I blogged about this case before when the judge granted the monkeys a hearing. But I find it fascinating and wanted to post an update.
In a case watched closely by animal rights activists, a State Supreme Court judge in Manhattan recently denied a petition by a not-for-profit animal rights group seeking to free a pair of chimpanzees, Hercules and Leo, being held at a state university on Long Island.
The petition sought a writ of habeas corpus (a time-honored process of challenging imprisonment as unlawful) for the chimps. The group argued that the animals are so genetically superior to other animals and so similar to humans (they share 99% of DNA with humans) that they should be deemed “human” at least to the extent that they should not be locked up without good cause. Expert affidavits were submitted attesting to the monkeys’ language prowess, intelligence, and personalities. Among other human-like traits, chimps have a keen sense of self-awareness (they recognize themselves in a mirror).

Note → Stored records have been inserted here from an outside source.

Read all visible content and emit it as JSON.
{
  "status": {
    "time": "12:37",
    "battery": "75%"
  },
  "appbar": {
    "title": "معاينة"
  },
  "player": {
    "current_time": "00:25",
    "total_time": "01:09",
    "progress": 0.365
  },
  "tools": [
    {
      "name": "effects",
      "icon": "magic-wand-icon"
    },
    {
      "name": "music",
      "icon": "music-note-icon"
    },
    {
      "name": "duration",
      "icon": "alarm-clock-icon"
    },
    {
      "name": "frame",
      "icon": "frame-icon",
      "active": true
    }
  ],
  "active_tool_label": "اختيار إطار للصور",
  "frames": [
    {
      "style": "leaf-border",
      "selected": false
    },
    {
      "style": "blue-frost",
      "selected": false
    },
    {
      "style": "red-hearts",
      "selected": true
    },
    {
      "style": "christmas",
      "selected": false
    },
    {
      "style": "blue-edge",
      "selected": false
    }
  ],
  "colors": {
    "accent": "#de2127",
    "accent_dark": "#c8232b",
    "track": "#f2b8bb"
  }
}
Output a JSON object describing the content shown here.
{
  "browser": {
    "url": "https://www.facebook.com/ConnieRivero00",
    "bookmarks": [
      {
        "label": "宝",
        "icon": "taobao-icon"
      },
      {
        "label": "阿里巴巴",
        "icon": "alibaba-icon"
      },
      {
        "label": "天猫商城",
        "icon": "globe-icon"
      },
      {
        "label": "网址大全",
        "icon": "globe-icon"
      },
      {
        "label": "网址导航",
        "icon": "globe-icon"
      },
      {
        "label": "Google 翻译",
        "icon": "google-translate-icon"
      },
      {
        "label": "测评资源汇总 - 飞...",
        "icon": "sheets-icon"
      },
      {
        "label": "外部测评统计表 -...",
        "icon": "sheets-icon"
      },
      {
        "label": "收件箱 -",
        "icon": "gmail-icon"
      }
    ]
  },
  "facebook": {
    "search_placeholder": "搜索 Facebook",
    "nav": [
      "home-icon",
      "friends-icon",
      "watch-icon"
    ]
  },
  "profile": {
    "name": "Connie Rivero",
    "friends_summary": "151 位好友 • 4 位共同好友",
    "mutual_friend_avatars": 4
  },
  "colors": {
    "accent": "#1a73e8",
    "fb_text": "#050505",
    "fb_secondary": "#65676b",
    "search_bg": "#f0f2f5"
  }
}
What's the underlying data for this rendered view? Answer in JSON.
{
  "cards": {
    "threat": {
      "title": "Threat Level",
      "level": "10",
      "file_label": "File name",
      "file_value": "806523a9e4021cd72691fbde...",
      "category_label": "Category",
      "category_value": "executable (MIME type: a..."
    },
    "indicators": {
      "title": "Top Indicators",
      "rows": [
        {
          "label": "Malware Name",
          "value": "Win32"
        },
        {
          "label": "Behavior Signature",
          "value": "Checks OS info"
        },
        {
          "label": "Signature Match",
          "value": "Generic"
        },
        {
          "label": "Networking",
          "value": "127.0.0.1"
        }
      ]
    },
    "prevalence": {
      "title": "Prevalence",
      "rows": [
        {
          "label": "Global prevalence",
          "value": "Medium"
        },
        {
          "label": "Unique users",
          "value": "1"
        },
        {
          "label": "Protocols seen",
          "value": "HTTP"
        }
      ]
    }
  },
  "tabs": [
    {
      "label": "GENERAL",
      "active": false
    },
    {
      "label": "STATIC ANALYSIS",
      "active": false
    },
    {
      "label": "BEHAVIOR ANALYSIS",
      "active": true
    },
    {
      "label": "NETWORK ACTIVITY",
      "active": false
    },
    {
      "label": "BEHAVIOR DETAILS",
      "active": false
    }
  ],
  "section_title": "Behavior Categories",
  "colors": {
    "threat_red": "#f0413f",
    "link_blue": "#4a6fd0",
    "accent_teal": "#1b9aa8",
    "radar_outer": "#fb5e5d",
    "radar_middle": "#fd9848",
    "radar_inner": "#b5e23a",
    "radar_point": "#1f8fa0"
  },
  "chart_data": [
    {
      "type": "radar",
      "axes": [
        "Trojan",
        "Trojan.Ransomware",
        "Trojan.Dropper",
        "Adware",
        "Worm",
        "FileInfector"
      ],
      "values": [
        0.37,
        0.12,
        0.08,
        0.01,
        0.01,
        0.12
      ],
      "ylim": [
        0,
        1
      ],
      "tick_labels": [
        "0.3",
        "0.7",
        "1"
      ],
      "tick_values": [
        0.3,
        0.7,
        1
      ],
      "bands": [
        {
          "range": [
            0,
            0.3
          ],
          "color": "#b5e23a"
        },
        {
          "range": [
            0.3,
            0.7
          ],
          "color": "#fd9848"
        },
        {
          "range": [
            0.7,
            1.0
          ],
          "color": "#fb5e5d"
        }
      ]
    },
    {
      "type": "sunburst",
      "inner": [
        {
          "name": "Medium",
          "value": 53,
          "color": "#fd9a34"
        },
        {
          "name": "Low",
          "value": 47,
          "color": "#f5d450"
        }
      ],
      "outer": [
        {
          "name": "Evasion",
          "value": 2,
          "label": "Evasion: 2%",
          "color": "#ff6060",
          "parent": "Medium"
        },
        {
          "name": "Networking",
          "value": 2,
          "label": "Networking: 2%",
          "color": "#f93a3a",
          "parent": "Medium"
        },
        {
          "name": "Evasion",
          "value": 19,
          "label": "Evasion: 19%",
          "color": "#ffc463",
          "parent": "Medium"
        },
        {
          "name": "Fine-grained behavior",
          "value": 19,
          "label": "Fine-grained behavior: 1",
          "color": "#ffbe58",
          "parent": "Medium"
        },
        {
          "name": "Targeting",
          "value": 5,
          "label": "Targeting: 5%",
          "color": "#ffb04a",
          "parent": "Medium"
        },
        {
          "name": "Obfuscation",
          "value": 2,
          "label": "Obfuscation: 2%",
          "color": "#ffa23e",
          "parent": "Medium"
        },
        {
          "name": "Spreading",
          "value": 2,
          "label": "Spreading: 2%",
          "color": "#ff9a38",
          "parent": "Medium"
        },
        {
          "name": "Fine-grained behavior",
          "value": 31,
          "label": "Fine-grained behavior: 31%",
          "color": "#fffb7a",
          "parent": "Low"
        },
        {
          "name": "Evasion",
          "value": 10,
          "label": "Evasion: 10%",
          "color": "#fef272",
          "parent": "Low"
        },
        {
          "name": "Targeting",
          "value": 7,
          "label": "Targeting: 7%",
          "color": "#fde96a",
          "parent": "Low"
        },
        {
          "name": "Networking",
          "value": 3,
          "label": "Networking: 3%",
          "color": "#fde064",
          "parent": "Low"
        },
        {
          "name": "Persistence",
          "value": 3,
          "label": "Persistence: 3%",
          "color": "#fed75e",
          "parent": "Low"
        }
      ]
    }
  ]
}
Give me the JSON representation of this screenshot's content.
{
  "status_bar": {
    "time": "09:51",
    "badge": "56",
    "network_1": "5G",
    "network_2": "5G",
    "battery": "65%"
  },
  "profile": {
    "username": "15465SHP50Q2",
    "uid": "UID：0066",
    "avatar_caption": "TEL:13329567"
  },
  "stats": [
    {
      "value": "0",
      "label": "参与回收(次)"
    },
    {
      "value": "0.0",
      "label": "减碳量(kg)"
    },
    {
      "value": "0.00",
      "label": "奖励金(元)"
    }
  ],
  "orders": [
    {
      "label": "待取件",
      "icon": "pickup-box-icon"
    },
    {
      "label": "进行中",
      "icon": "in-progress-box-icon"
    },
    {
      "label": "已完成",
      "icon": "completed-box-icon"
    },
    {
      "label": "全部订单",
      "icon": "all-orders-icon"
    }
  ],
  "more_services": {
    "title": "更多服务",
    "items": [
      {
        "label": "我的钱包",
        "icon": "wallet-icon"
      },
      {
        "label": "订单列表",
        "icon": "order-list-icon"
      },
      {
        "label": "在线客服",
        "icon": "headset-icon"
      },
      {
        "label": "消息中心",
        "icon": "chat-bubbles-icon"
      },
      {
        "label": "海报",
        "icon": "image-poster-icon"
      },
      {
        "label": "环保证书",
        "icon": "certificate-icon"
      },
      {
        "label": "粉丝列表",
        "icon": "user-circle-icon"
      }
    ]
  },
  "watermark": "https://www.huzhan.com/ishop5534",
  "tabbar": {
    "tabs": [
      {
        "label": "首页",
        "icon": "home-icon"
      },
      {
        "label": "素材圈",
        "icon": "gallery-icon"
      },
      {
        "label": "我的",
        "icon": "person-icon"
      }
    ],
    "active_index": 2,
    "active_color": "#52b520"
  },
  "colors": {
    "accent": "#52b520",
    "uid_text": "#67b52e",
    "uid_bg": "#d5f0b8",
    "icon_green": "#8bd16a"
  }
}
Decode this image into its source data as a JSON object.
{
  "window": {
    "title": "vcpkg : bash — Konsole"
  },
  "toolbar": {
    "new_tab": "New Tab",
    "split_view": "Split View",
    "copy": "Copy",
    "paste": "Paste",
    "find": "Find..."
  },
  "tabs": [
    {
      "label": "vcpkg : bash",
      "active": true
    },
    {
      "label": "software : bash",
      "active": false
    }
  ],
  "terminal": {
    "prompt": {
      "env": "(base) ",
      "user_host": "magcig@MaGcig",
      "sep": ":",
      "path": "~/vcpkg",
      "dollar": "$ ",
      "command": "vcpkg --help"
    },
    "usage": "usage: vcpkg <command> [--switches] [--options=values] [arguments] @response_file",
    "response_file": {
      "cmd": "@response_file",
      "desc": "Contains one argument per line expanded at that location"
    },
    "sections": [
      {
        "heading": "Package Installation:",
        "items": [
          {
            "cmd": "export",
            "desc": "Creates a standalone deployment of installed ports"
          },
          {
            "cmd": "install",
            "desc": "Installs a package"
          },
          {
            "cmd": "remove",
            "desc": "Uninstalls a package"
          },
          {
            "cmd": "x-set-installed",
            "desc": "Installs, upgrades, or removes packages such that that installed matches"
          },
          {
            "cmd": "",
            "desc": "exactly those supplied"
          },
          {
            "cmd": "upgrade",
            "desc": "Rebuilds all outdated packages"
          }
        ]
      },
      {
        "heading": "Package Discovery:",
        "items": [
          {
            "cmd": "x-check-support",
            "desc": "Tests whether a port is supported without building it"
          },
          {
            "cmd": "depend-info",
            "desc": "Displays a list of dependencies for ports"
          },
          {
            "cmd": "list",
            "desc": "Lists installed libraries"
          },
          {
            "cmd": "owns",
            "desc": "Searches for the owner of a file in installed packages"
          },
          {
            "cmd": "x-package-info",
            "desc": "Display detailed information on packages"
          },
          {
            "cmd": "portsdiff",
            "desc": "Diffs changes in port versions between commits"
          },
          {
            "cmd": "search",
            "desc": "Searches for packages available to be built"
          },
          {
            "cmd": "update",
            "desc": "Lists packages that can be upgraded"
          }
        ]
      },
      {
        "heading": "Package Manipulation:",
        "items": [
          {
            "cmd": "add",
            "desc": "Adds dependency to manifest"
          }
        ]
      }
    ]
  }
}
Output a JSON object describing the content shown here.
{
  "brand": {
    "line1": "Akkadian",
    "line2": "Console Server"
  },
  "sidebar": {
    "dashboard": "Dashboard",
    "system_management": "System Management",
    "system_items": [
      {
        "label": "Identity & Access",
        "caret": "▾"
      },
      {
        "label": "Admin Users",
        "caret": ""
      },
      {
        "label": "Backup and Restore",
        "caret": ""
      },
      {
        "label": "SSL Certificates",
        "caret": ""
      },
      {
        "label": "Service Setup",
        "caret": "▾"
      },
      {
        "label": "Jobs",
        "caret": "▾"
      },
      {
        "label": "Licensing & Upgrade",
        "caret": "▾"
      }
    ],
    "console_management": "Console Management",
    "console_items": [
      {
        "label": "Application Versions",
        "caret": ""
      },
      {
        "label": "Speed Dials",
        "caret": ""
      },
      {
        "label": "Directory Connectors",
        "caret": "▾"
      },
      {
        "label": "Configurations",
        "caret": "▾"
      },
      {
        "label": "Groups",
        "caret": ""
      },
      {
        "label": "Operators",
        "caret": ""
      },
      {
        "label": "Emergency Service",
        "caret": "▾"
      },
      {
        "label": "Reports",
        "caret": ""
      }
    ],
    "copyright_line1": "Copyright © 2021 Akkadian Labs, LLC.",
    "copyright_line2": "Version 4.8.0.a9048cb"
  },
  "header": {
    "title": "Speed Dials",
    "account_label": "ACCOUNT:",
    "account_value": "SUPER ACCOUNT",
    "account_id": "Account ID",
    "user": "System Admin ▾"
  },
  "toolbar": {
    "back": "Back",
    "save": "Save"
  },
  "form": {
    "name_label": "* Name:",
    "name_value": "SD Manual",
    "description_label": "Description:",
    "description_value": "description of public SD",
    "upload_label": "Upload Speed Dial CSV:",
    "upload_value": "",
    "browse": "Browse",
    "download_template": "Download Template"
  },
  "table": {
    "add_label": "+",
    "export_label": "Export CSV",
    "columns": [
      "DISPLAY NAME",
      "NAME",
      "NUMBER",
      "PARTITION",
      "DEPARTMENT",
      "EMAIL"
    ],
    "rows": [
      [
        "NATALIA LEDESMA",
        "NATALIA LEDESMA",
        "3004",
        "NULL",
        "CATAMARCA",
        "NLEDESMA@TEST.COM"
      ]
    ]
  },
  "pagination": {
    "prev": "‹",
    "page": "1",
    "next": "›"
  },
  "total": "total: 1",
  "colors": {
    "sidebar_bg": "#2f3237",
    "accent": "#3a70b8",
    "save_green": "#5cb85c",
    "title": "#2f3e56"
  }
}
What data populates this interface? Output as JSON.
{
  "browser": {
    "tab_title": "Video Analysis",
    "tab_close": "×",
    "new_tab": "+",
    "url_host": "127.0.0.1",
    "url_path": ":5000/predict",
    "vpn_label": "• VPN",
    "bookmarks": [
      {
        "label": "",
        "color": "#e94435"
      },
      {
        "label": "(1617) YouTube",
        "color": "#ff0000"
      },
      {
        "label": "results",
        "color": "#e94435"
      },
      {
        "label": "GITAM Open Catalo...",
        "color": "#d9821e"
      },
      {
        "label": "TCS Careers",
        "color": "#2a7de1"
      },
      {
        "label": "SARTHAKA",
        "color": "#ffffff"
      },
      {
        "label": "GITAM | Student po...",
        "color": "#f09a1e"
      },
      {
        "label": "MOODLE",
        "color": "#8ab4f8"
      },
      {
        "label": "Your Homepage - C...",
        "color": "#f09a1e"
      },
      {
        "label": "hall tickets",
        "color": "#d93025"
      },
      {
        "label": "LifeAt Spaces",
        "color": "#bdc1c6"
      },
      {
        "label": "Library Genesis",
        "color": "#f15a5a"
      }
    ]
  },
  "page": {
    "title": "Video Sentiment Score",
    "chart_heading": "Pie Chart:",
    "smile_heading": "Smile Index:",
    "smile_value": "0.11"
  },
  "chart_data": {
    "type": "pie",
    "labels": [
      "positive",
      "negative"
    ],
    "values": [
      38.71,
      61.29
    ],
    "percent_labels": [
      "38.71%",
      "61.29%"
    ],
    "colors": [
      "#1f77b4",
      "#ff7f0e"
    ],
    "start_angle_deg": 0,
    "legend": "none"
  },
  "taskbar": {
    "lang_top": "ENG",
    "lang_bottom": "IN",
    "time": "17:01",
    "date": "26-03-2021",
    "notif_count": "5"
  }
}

The judge reviewed all this evidence with a sympathetic eye, but in the end refused to smash the wall of existing case law, which says animals have no “rights” other than to be free from unnecessary mistreatment or abuse. The judge concluded that chimpanzees – no matter how intelligent and human-like – “are considered property under our law”.
The judge was not, however, unsympathetic to the plaintiffs’ position, and noted that one day monkeys may win their freedom: “Efforts to extend legal rights to chimpanzees are understandable and some day they may even succeed.”
So stay tuned! We at Michaels & Smolak welcome new clients — even monkeys — as long as they have legitimate claims recognized by the law. We’ll deal with how to dress them for court when the time comes . . .
Email me at: firstname.lastname@example.org I’d love to hear from you!
Michael G. Bersani, Esq.
Central NY Personal Injury Lawyers
Michaels & Smolak, P.C.